In a recent event on the occasion of World Environment Day, I got an opportunity to interact with young minds of the Global Shapers Community Chapter. During the discussion, while we indulged in knowledge sharing, one question kept on popping; the question was, “Does individual action matter in affecting Climate Change?”
It is not that simple to answer. Since we live in a system, the change caused by us is not reflected in the system until the change is significantly adverse. Does this mean that individual actions do not matter in climate change? Emphatically no. I am an ardent believer that individuals do matter. If they try to change, it will lead to a domino effect and ultimately result in changing the system.
For example, a study done by National Resource Defence Council and Oxford University states that going vegan can significantly reduce our diet based consumption to climate change.
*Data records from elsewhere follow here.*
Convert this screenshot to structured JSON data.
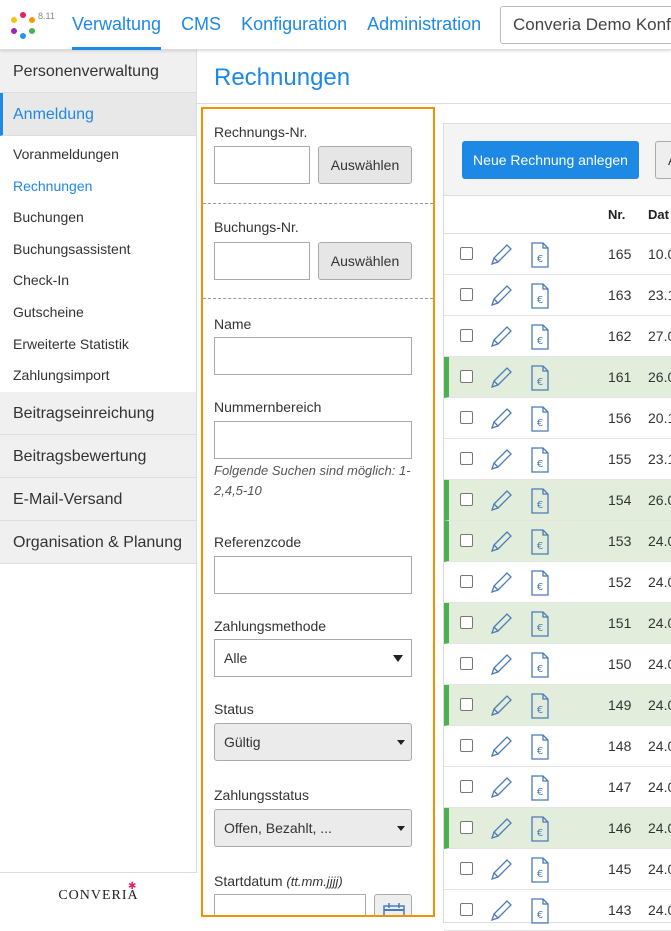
{
  "app": {
    "version": "8.11",
    "org_selector": "Converia Demo Konf",
    "brand": "CONVERIA"
  },
  "nav": {
    "items": [
      "Verwaltung",
      "CMS",
      "Konfiguration",
      "Administration"
    ]
  },
  "sidebar": {
    "sections": [
      "Personenverwaltung",
      "Anmeldung",
      "Beitragseinreichung",
      "Beitragsbewertung",
      "E-Mail-Versand",
      "Organisation & Planung"
    ],
    "sub_items": [
      "Voranmeldungen",
      "Rechnungen",
      "Buchungen",
      "Buchungsassistent",
      "Check-In",
      "Gutscheine",
      "Erweiterte Statistik",
      "Zahlungsimport"
    ]
  },
  "page": {
    "title": "Rechnungen"
  },
  "filters": {
    "rechnungs_nr": "Rechnungs-Nr.",
    "buchungs_nr": "Buchungs-Nr.",
    "pick_button": "Auswählen",
    "name": "Name",
    "nummernbereich": "Nummernbereich",
    "hint": "Folgende Suchen sind möglich: 1-2,4,5-10",
    "referenzcode": "Referenzcode",
    "zahlungsmethode": "Zahlungsmethode",
    "zahlungsmethode_value": "Alle",
    "status": "Status",
    "status_value": "Gültig",
    "zahlungsstatus": "Zahlungsstatus",
    "zahlungsstatus_value": "Offen, Bezahlt, ...",
    "startdatum": "Startdatum",
    "startdatum_format": "(tt.mm.jjjj)"
  },
  "table": {
    "new_button": "Neue Rechnung anlegen",
    "next_button": "A",
    "headers": {
      "nr": "Nr.",
      "datum": "Dat"
    },
    "rows": [
      {
        "nr": "165",
        "date": "10.0",
        "highlight": false
      },
      {
        "nr": "163",
        "date": "23.1",
        "highlight": false
      },
      {
        "nr": "162",
        "date": "27.0",
        "highlight": false
      },
      {
        "nr": "161",
        "date": "26.0",
        "highlight": true
      },
      {
        "nr": "156",
        "date": "20.1",
        "highlight": false
      },
      {
        "nr": "155",
        "date": "23.1",
        "highlight": false
      },
      {
        "nr": "154",
        "date": "26.0",
        "highlight": true
      },
      {
        "nr": "153",
        "date": "24.0",
        "highlight": true
      },
      {
        "nr": "152",
        "date": "24.0",
        "highlight": false
      },
      {
        "nr": "151",
        "date": "24.0",
        "highlight": true
      },
      {
        "nr": "150",
        "date": "24.0",
        "highlight": false
      },
      {
        "nr": "149",
        "date": "24.0",
        "highlight": true
      },
      {
        "nr": "148",
        "date": "24.0",
        "highlight": false
      },
      {
        "nr": "147",
        "date": "24.0",
        "highlight": false
      },
      {
        "nr": "146",
        "date": "24.0",
        "highlight": true
      },
      {
        "nr": "145",
        "date": "24.0",
        "highlight": false
      },
      {
        "nr": "143",
        "date": "24.0",
        "highlight": false
      }
    ]
  },
  "colors": {
    "accent": "#1e88e5",
    "panel_border": "#f39200",
    "row_highlight": "#e3eddc",
    "row_marker": "#4caf50"
  }
}
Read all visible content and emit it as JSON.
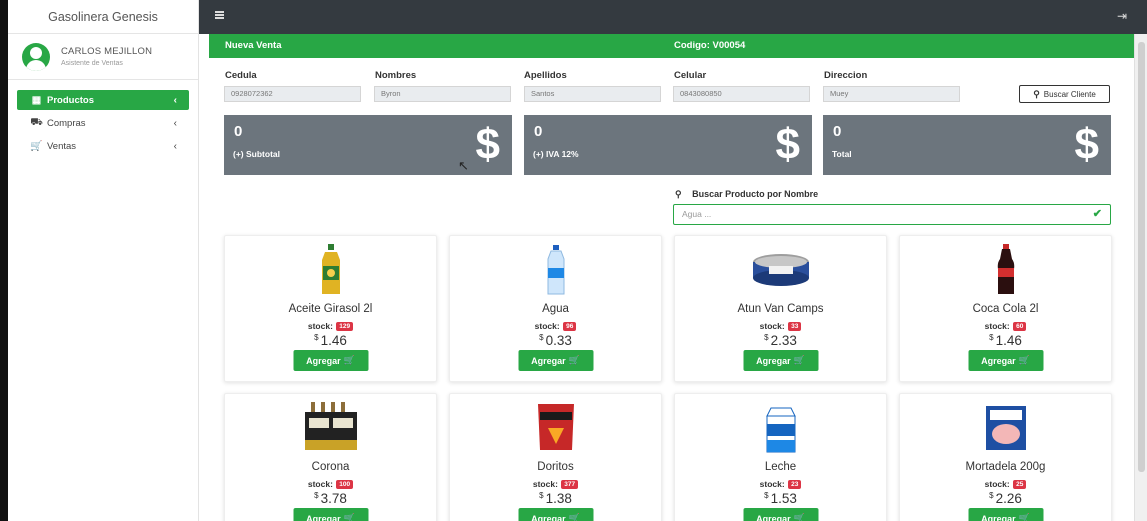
{
  "sidebar": {
    "brand": "Gasolinera Genesis",
    "user_name": "CARLOS MEJILLON",
    "user_role": "Asistente de Ventas",
    "items": [
      {
        "label": "Productos",
        "icon": "products-icon"
      },
      {
        "label": "Compras",
        "icon": "truck-icon"
      },
      {
        "label": "Ventas",
        "icon": "cart-icon"
      }
    ]
  },
  "header": {
    "title": "Nueva Venta",
    "code": "Codigo: V00054"
  },
  "client": {
    "cedula_label": "Cedula",
    "cedula": "0928072362",
    "nombres_label": "Nombres",
    "nombres": "Byron",
    "apellidos_label": "Apellidos",
    "apellidos": "Santos",
    "celular_label": "Celular",
    "celular": "0843080850",
    "direccion_label": "Direccion",
    "direccion": "Muey",
    "search_button": "Buscar Cliente"
  },
  "totals": {
    "subtotal_value": "0",
    "subtotal_label": "(+) Subtotal",
    "iva_value": "0",
    "iva_label": "(+) IVA 12%",
    "total_value": "0",
    "total_label": "Total",
    "dollar_symbol": "$"
  },
  "product_search": {
    "label": "Buscar Producto por Nombre",
    "placeholder": "Agua ..."
  },
  "products": [
    {
      "name": "Aceite Girasol 2l",
      "stock": "129",
      "price": "1.46"
    },
    {
      "name": "Agua",
      "stock": "96",
      "price": "0.33"
    },
    {
      "name": "Atun Van Camps",
      "stock": "33",
      "price": "2.33"
    },
    {
      "name": "Coca Cola 2l",
      "stock": "60",
      "price": "1.46"
    },
    {
      "name": "Corona",
      "stock": "100",
      "price": "3.78"
    },
    {
      "name": "Doritos",
      "stock": "377",
      "price": "1.38"
    },
    {
      "name": "Leche",
      "stock": "23",
      "price": "1.53"
    },
    {
      "name": "Mortadela 200g",
      "stock": "25",
      "price": "2.26"
    }
  ],
  "labels": {
    "stock": "stock:",
    "currency": "$",
    "add_button": "Agregar"
  },
  "colors": {
    "accent": "#28a745",
    "topbar": "#343a40",
    "stat_box": "#6c757d",
    "badge": "#dc3545"
  }
}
The study mentioned that a global switch of diet that compromises less meat and more fruits and vegetables could save up to 73 lakh lives and further reduce the global greenhouse gas emissions by two thirds.
A similar study done in Canada highlights that in 2018, 64 lakh Canadians follow a total or partial consumption of meat. Most of the population that did so was millennials or generation Z. A change started by Greta Thunberg is producing visible changes globally. This is the power of an individual.
The advancement in technology and social media has made connecting with people more accessible than ever before. We need an environmentally aware population, and the individual believes that we can change the world.
Let me tell you another example, making the most use of social media, I suppose. On average, the tobacco companies produce 6 trillion cigarettes every year for a billion smoking population. The production of tobacco is responsible for multiple environmental threats at each production stage.
A study by the WHO divides the lifecycle of tobacco into four different stages, and each stage contributes to environmental stress at variable degrees. Let me explain it in more detail.
The first stage is tobacco growing and curing. Growing tobacco results in deforestation in several countries. Additionally, the process is heavily dependent on chemicals for production, resulting in pollution of the soil and water bodies. The second step of manufacturing and distributing tobacco produces a significant amount of solid waste, most of which is non-biodegradable.
The third step is consumption. Well, I believe the picture on the packet of your favourite cigarette paints a good enough illustration of the health risks involved. Besides health risk, cigarettes are a potential cause of forest fires in several parts of the world.
Lastly, the post-consumption step produces the most common waste menace, cigarette buds; the non-biodegradable filter attached with cigarettes accounts for 1,75,200 tonnes of waste annually. Additionally, smoking tobacco is directly responsible for 26,00,000 tonnes of carbon dioxide globally.
Now, let me calculate the same parameters for an individual. If you smoke one cigarette daily for 52 years, you’ll end up producing 3.22 kilograms of non-biodegradable waste buds. Maybe this would force you to think twice before you end up smoking that cigarette.
Stating these points, I would reiterate that we might stand small in front of the system as an individual, but we certainly can spark the reaction. While the debate of collective actions and individual action continues globally, do not forget to pat your back for that one decision of not smoking the cigarette even if no one is watching.
“One person can change the world.” – Rosa Parks.